## Your task:
Exact copy, no pictures: every line from the one that contains "Serialize everything readable" through the end of the data below, and nothing else.

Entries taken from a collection
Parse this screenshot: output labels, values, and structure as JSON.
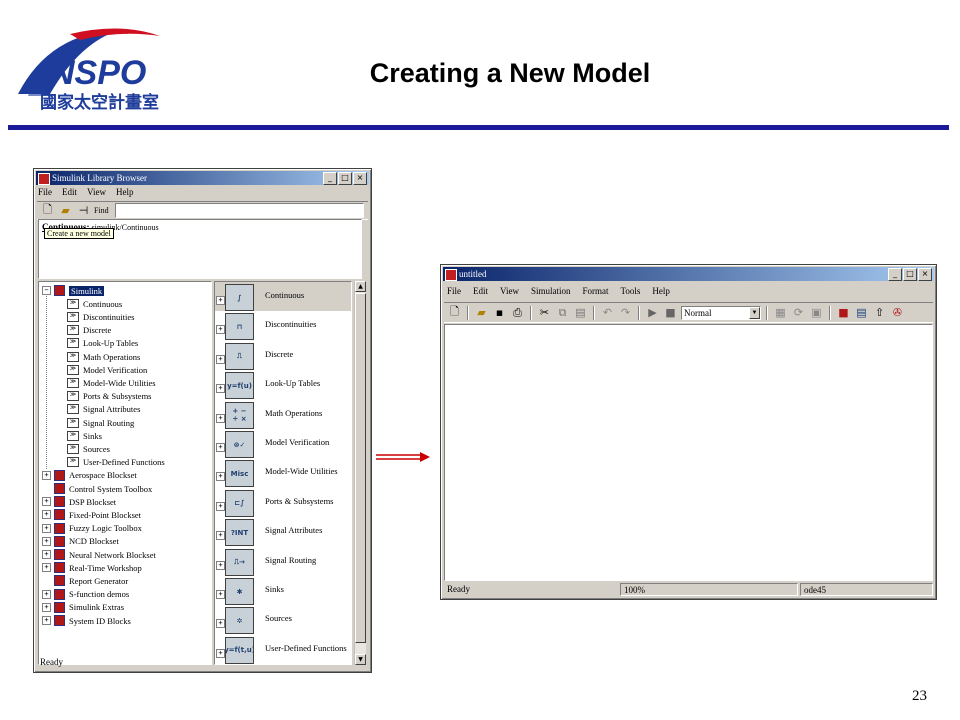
{
  "slide": {
    "title": "Creating a New Model",
    "page_number": "23",
    "logo_text": "NSPO",
    "logo_subtitle": "國家太空計畫室"
  },
  "library_browser": {
    "title": "Simulink Library Browser",
    "menu": [
      "File",
      "Edit",
      "View",
      "Help"
    ],
    "find_label": "Find",
    "description_title": "Continuous:",
    "description_path": "simulink/Continuous",
    "tooltip": "Create a new model",
    "status": "Ready",
    "tree": [
      {
        "label": "Simulink",
        "level": 0,
        "expander": "−",
        "icon": "library",
        "selected": true
      },
      {
        "label": "Continuous",
        "level": 1,
        "icon": "block"
      },
      {
        "label": "Discontinuities",
        "level": 1,
        "icon": "block"
      },
      {
        "label": "Discrete",
        "level": 1,
        "icon": "block"
      },
      {
        "label": "Look-Up Tables",
        "level": 1,
        "icon": "block"
      },
      {
        "label": "Math Operations",
        "level": 1,
        "icon": "block"
      },
      {
        "label": "Model Verification",
        "level": 1,
        "icon": "block"
      },
      {
        "label": "Model-Wide Utilities",
        "level": 1,
        "icon": "block"
      },
      {
        "label": "Ports & Subsystems",
        "level": 1,
        "icon": "block"
      },
      {
        "label": "Signal Attributes",
        "level": 1,
        "icon": "block"
      },
      {
        "label": "Signal Routing",
        "level": 1,
        "icon": "block"
      },
      {
        "label": "Sinks",
        "level": 1,
        "icon": "block"
      },
      {
        "label": "Sources",
        "level": 1,
        "icon": "block"
      },
      {
        "label": "User-Defined Functions",
        "level": 1,
        "icon": "block"
      },
      {
        "label": "Aerospace Blockset",
        "level": 0,
        "expander": "+",
        "icon": "library"
      },
      {
        "label": "Control System Toolbox",
        "level": 0,
        "expander": "",
        "icon": "library"
      },
      {
        "label": "DSP Blockset",
        "level": 0,
        "expander": "+",
        "icon": "library"
      },
      {
        "label": "Fixed-Point Blockset",
        "level": 0,
        "expander": "+",
        "icon": "library"
      },
      {
        "label": "Fuzzy Logic Toolbox",
        "level": 0,
        "expander": "+",
        "icon": "library"
      },
      {
        "label": "NCD Blockset",
        "level": 0,
        "expander": "+",
        "icon": "library"
      },
      {
        "label": "Neural Network Blockset",
        "level": 0,
        "expander": "+",
        "icon": "library"
      },
      {
        "label": "Real-Time Workshop",
        "level": 0,
        "expander": "+",
        "icon": "library"
      },
      {
        "label": "Report Generator",
        "level": 0,
        "expander": "",
        "icon": "library"
      },
      {
        "label": "S-function demos",
        "level": 0,
        "expander": "+",
        "icon": "library"
      },
      {
        "label": "Simulink Extras",
        "level": 0,
        "expander": "+",
        "icon": "library"
      },
      {
        "label": "System ID Blocks",
        "level": 0,
        "expander": "+",
        "icon": "library"
      }
    ],
    "blocks": [
      {
        "label": "Continuous",
        "glyph": "∫",
        "active": true
      },
      {
        "label": "Discontinuities",
        "glyph": "⊓"
      },
      {
        "label": "Discrete",
        "glyph": "⎍"
      },
      {
        "label": "Look-Up Tables",
        "glyph": "y=f(u)"
      },
      {
        "label": "Math Operations",
        "glyph": "+ −\n÷ ×"
      },
      {
        "label": "Model Verification",
        "glyph": "⊗✓"
      },
      {
        "label": "Model-Wide Utilities",
        "glyph": "Misc"
      },
      {
        "label": "Ports & Subsystems",
        "glyph": "⊏∫"
      },
      {
        "label": "Signal Attributes",
        "glyph": "?INT"
      },
      {
        "label": "Signal Routing",
        "glyph": "⎍→"
      },
      {
        "label": "Sinks",
        "glyph": "✱"
      },
      {
        "label": "Sources",
        "glyph": "✲"
      },
      {
        "label": "User-Defined Functions",
        "glyph": "y=f(t,u)"
      }
    ]
  },
  "model_window": {
    "title": "untitled",
    "menu": [
      "File",
      "Edit",
      "View",
      "Simulation",
      "Format",
      "Tools",
      "Help"
    ],
    "sim_mode": "Normal",
    "status": {
      "left": "Ready",
      "zoom": "100%",
      "solver": "ode45"
    }
  },
  "colors": {
    "title_bar": "#0a246a",
    "rule": "#1a1a9a",
    "arrow": "#cc0000",
    "logo_blue": "#1e3c9c",
    "logo_red": "#d01020"
  }
}
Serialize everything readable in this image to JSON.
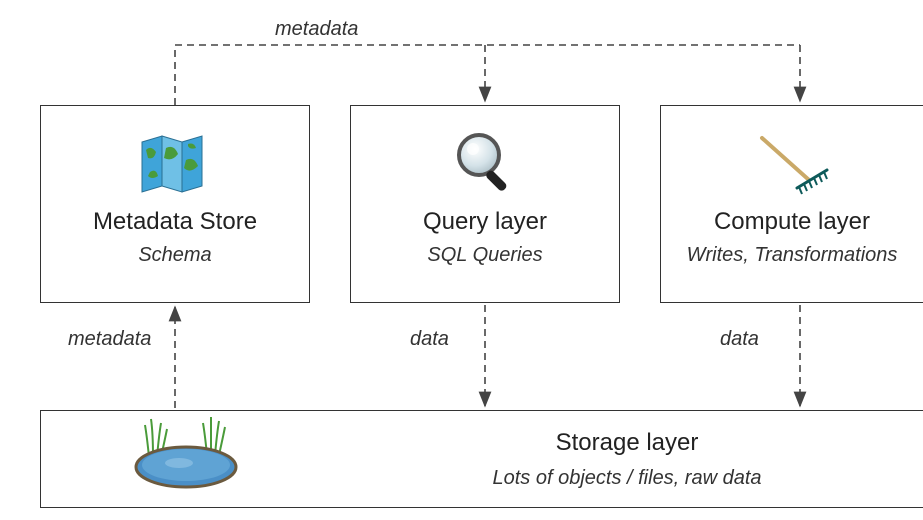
{
  "top_label": "metadata",
  "boxes": {
    "metadata_store": {
      "title": "Metadata Store",
      "subtitle": "Schema",
      "icon": "map-icon"
    },
    "query_layer": {
      "title": "Query layer",
      "subtitle": "SQL Queries",
      "icon": "magnifier-icon"
    },
    "compute_layer": {
      "title": "Compute layer",
      "subtitle": "Writes, Transformations",
      "icon": "rake-icon"
    },
    "storage_layer": {
      "title": "Storage layer",
      "subtitle": "Lots of objects / files, raw data",
      "icon": "pond-icon"
    }
  },
  "edge_labels": {
    "metadata_up": "metadata",
    "query_down": "data",
    "compute_down": "data"
  },
  "layout_hint": "Three top boxes (Metadata Store, Query layer, Compute layer) above a wide Storage layer box. Dashed arrows: metadata flows from Metadata Store up and across to Query and Compute; metadata flows from Storage up to Metadata Store; data flows from Query and Compute down to Storage."
}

## Answer below:
Serialize everything readable in this image to JSON.
{
  "top_label": "metadata",
  "boxes": {
    "metadata_store": {
      "title": "Metadata Store",
      "subtitle": "Schema",
      "icon": "map-icon"
    },
    "query_layer": {
      "title": "Query layer",
      "subtitle": "SQL Queries",
      "icon": "magnifier-icon"
    },
    "compute_layer": {
      "title": "Compute layer",
      "subtitle": "Writes, Transformations",
      "icon": "rake-icon"
    },
    "storage_layer": {
      "title": "Storage layer",
      "subtitle": "Lots of objects / files, raw data",
      "icon": "pond-icon"
    }
  },
  "edge_labels": {
    "metadata_up": "metadata",
    "query_down": "data",
    "compute_down": "data"
  },
  "layout_hint": "Three top boxes (Metadata Store, Query layer, Compute layer) above a wide Storage layer box. Dashed arrows: metadata flows from Metadata Store up and across to Query and Compute; metadata flows from Storage up to Metadata Store; data flows from Query and Compute down to Storage."
}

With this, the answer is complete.